Jenna Hall, Programme Director for the National Charity Partnership, said: “We’re very excited about launching this fun initiative in Sandwell, which will help local people get more active and to explore. Walking just half an hour a day to work, school or to the shops is a great way for people to improve their health, quality of life and wellbeing.

“Heart disease and Type 2 diabetes are both serious conditions that can shorten lives. We are supporting Beat the Street to help local people to get active and help to prevent these conditions.”

Dr William Bird, founder of Intelligent Health, the company that runs the project on behalf of the National Charity Partnership, added: “We developed the game to add a competitive element to physical activity.  Being active has a positive effect on 23 long term health conditions, including cardiovascular disease, Type 2 diabetes and breast and colon cancer.
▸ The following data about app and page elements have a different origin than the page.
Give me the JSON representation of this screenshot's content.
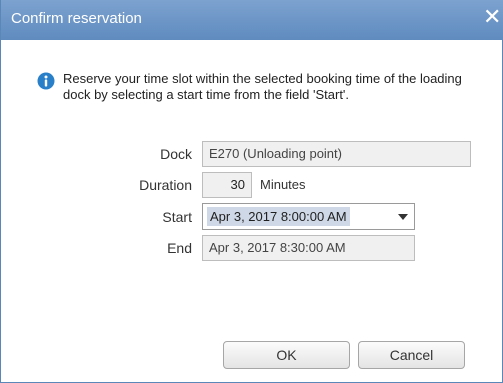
{
  "window": {
    "title": "Confirm reservation",
    "close_glyph": "✕"
  },
  "info": {
    "icon": "info-icon",
    "message": "Reserve your time slot within the selected booking time of the loading dock by selecting a start time from the field 'Start'."
  },
  "form": {
    "dock_label": "Dock",
    "dock_value": "E270 (Unloading point)",
    "duration_label": "Duration",
    "duration_value": "30",
    "duration_unit": "Minutes",
    "start_label": "Start",
    "start_value": "Apr 3, 2017 8:00:00 AM",
    "end_label": "End",
    "end_value": "Apr 3, 2017 8:30:00 AM"
  },
  "buttons": {
    "ok": "OK",
    "cancel": "Cancel"
  },
  "colors": {
    "titlebar": "#6f96c6",
    "info": "#2a7fc9",
    "selection": "#cfd8e6"
  }
}
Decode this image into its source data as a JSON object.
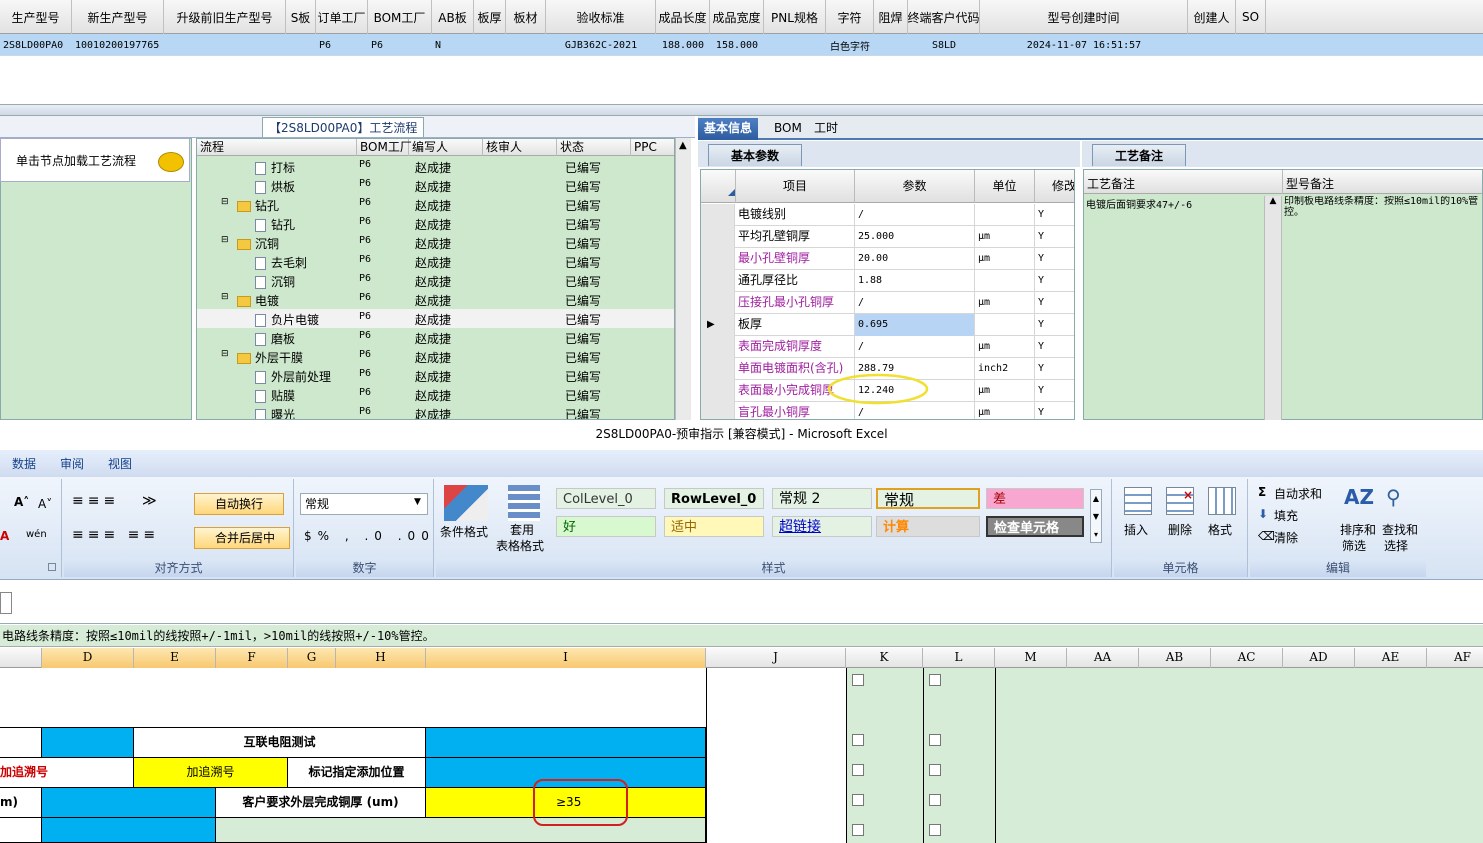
{
  "top_grid": {
    "headers": [
      "生产型号",
      "新生产型号",
      "升级前旧生产型号",
      "S板",
      "订单工厂",
      "BOM工厂",
      "AB板",
      "板厚",
      "板材",
      "验收标准",
      "成品长度",
      "成品宽度",
      "PNL规格",
      "字符",
      "阻焊",
      "终端客户代码",
      "型号创建时间",
      "创建人",
      "SO"
    ],
    "row": [
      "2S8LD00PA0",
      "10010200197765",
      "",
      "",
      "P6",
      "P6",
      "N",
      "",
      "",
      "GJB362C-2021",
      "188.000",
      "158.000",
      "",
      "白色字符",
      "",
      "S8LD",
      "2024-11-07 16:51:57",
      "",
      ""
    ]
  },
  "flow": {
    "title": "【2S8LD00PA0】工艺流程",
    "load_node": "单击节点加载工艺流程",
    "headers": [
      "流程",
      "BOM工厂",
      "编写人",
      "核审人",
      "状态",
      "PPC"
    ],
    "rows": [
      {
        "name": "打标",
        "type": "doc",
        "level": 2,
        "bom": "P6",
        "writer": "赵成捷",
        "status": "已编写"
      },
      {
        "name": "烘板",
        "type": "doc",
        "level": 2,
        "bom": "P6",
        "writer": "赵成捷",
        "status": "已编写"
      },
      {
        "name": "钻孔",
        "type": "folder",
        "level": 1,
        "bom": "P6",
        "writer": "赵成捷",
        "status": "已编写"
      },
      {
        "name": "钻孔",
        "type": "doc",
        "level": 2,
        "bom": "P6",
        "writer": "赵成捷",
        "status": "已编写"
      },
      {
        "name": "沉铜",
        "type": "folder",
        "level": 1,
        "bom": "P6",
        "writer": "赵成捷",
        "status": "已编写"
      },
      {
        "name": "去毛刺",
        "type": "doc",
        "level": 2,
        "bom": "P6",
        "writer": "赵成捷",
        "status": "已编写"
      },
      {
        "name": "沉铜",
        "type": "doc",
        "level": 2,
        "bom": "P6",
        "writer": "赵成捷",
        "status": "已编写"
      },
      {
        "name": "电镀",
        "type": "folder",
        "level": 1,
        "bom": "P6",
        "writer": "赵成捷",
        "status": "已编写"
      },
      {
        "name": "负片电镀",
        "type": "doc",
        "level": 2,
        "bom": "P6",
        "writer": "赵成捷",
        "status": "已编写",
        "selected": true
      },
      {
        "name": "磨板",
        "type": "doc",
        "level": 2,
        "bom": "P6",
        "writer": "赵成捷",
        "status": "已编写"
      },
      {
        "name": "外层干膜",
        "type": "folder",
        "level": 1,
        "bom": "P6",
        "writer": "赵成捷",
        "status": "已编写"
      },
      {
        "name": "外层前处理",
        "type": "doc",
        "level": 2,
        "bom": "P6",
        "writer": "赵成捷",
        "status": "已编写"
      },
      {
        "name": "贴膜",
        "type": "doc",
        "level": 2,
        "bom": "P6",
        "writer": "赵成捷",
        "status": "已编写"
      },
      {
        "name": "曝光",
        "type": "doc",
        "level": 2,
        "bom": "P6",
        "writer": "赵成捷",
        "status": "已编写"
      }
    ]
  },
  "right_tabs": [
    "基本信息",
    "BOM",
    "工时"
  ],
  "basic": {
    "section": "基本参数",
    "headers": [
      "项目",
      "参数",
      "单位",
      "修改"
    ],
    "rows": [
      {
        "item": "电镀线别",
        "param": "/",
        "unit": "",
        "mod": "Y",
        "highlight": false
      },
      {
        "item": "平均孔壁铜厚",
        "param": "25.000",
        "unit": "μm",
        "mod": "Y",
        "highlight": false
      },
      {
        "item": "最小孔壁铜厚",
        "param": "20.00",
        "unit": "μm",
        "mod": "Y",
        "highlight": true
      },
      {
        "item": "通孔厚径比",
        "param": "1.88",
        "unit": "",
        "mod": "Y",
        "highlight": false
      },
      {
        "item": "压接孔最小孔铜厚",
        "param": "/",
        "unit": "μm",
        "mod": "Y",
        "highlight": true
      },
      {
        "item": "板厚",
        "param": "0.695",
        "unit": "",
        "mod": "Y",
        "highlight": false,
        "current": true
      },
      {
        "item": "表面完成铜厚度",
        "param": "/",
        "unit": "μm",
        "mod": "Y",
        "highlight": true
      },
      {
        "item": "单面电镀面积(含孔)",
        "param": "288.79",
        "unit": "inch2",
        "mod": "Y",
        "highlight": true
      },
      {
        "item": "表面最小完成铜厚",
        "param": "12.240",
        "unit": "μm",
        "mod": "Y",
        "highlight": true
      },
      {
        "item": "盲孔最小铜厚",
        "param": "/",
        "unit": "μm",
        "mod": "Y",
        "highlight": true
      }
    ]
  },
  "notes": {
    "section": "工艺备注",
    "col1": "工艺备注",
    "col2": "型号备注",
    "text1": "电镀后面铜要求47+/-6",
    "text2": "印制板电路线条精度：按照≤10mil的10%管控。"
  },
  "excel": {
    "title": "2S8LD00PA0-预审指示 [兼容模式] - Microsoft Excel",
    "tabs": [
      "数据",
      "审阅",
      "视图"
    ],
    "ribbon": {
      "align_group": "对齐方式",
      "wrap": "自动换行",
      "merge": "合并后居中",
      "number_group": "数字",
      "number_format": "常规",
      "cond_format": "条件格式",
      "table_format1": "套用",
      "table_format2": "表格格式",
      "styles_group": "样式",
      "styles": [
        "ColLevel_0",
        "RowLevel_0",
        "常规 2",
        "常规",
        "差",
        "好",
        "适中",
        "超链接",
        "计算",
        "检查单元格"
      ],
      "cells_group": "单元格",
      "insert": "插入",
      "delete": "删除",
      "format": "格式",
      "edit_group": "编辑",
      "autosum": "自动求和",
      "fill": "填充",
      "clear": "清除",
      "sort1": "排序和",
      "sort2": "筛选",
      "find1": "查找和",
      "find2": "选择"
    },
    "formula_text": "电路线条精度：按照≤10mil的线按照+/-1mil，>10mil的线按照+/-10%管控。",
    "columns": [
      "D",
      "E",
      "F",
      "G",
      "H",
      "I",
      "J",
      "K",
      "L",
      "M",
      "AA",
      "AB",
      "AC",
      "AD",
      "AE",
      "AF"
    ],
    "cells": {
      "c_interconnect": "互联电阻测试",
      "c_add_a": "加追溯号",
      "c_add_b": "加追溯号",
      "c_mark": "标记指定添加位置",
      "c_um": "m)",
      "c_req": "客户要求外层完成铜厚 (um)",
      "c_val": "≥35"
    }
  }
}
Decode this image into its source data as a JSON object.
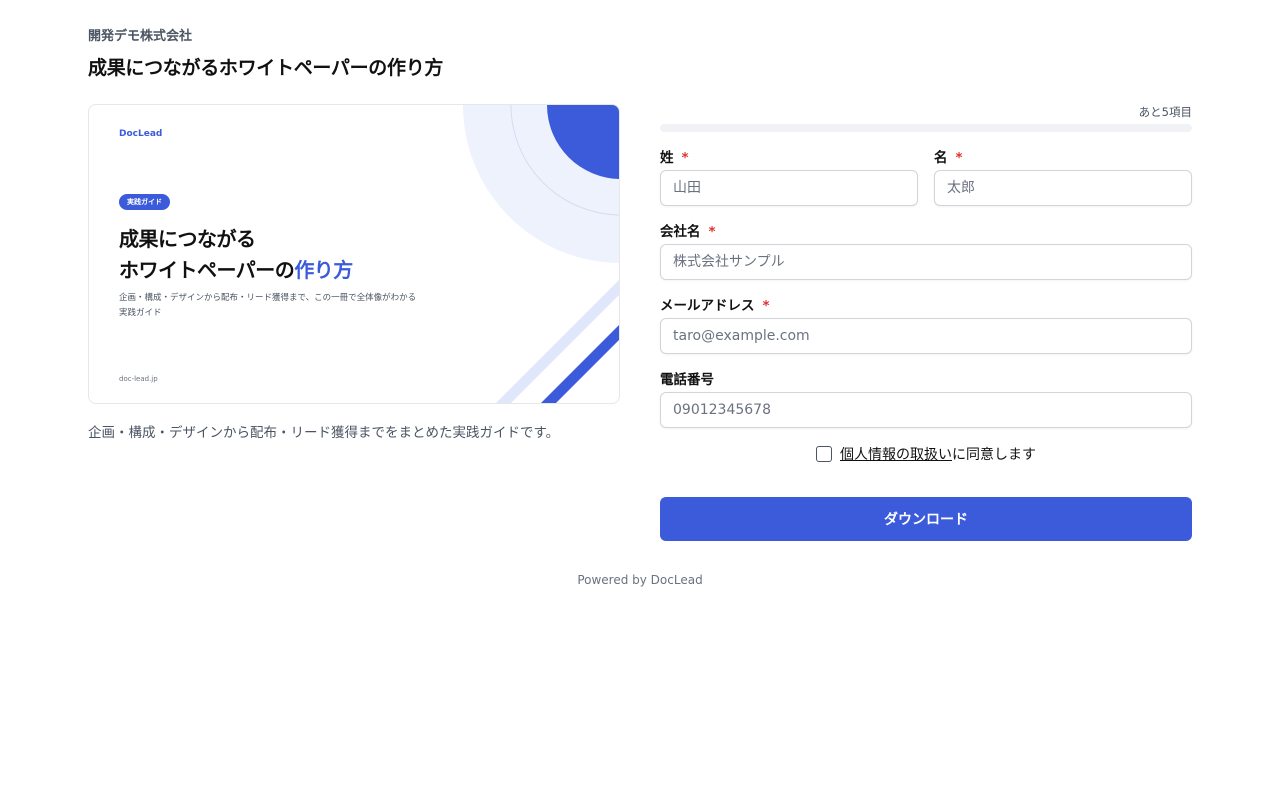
{
  "header": {
    "company": "開発デモ株式会社",
    "title": "成果につながるホワイトペーパーの作り方"
  },
  "cover": {
    "logo": "DocLead",
    "badge": "実践ガイド",
    "headline_line1": "成果につながる",
    "headline_line2_prefix": "ホワイトペーパーの",
    "headline_line2_accent": "作り方",
    "description": "企画・構成・デザインから配布・リード獲得まで、この一冊で全体像がわかる実践ガイド",
    "domain": "doc-lead.jp",
    "accent_color": "#3b5bdb"
  },
  "cover_caption": "企画・構成・デザインから配布・リード獲得までをまとめた実践ガイドです。",
  "form": {
    "remaining": "あと5項目",
    "progress_fraction": 0,
    "required_mark": "*",
    "last_name": {
      "label": "姓",
      "placeholder": "山田"
    },
    "first_name": {
      "label": "名",
      "placeholder": "太郎"
    },
    "company": {
      "label": "会社名",
      "placeholder": "株式会社サンプル"
    },
    "email": {
      "label": "メールアドレス",
      "placeholder": "taro@example.com"
    },
    "phone": {
      "label": "電話番号",
      "placeholder": "09012345678"
    },
    "consent_link": "個人情報の取扱い",
    "consent_text": "に同意します",
    "submit_label": "ダウンロード"
  },
  "footer": "Powered by DocLead"
}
Additionally, getting out and about in the fresh air is good for mental health, reduces traffic congestion and allows participants to enjoy their area.” 

The National Charity Partnership between Diabetes UK, BHF and Tesco was announced earlier this year. Its aim is to help save lives, by helping millions of people to eat better and get active. This will help reduce people’s risk of cardiovascular disease and Type 2 diabetes, both of which are largely preventable through healthy lifestyle choices. Through the money raised by Tesco colleagues, the partnership will deliver a variety of preventative and informative initiatives like Beat the Street.

For more information about Beat the Street, visit www.sandwell.beatthestreet.me. Alternatively visit @btssandwell on Twitter and Beat the Street Sandwell on Facebook.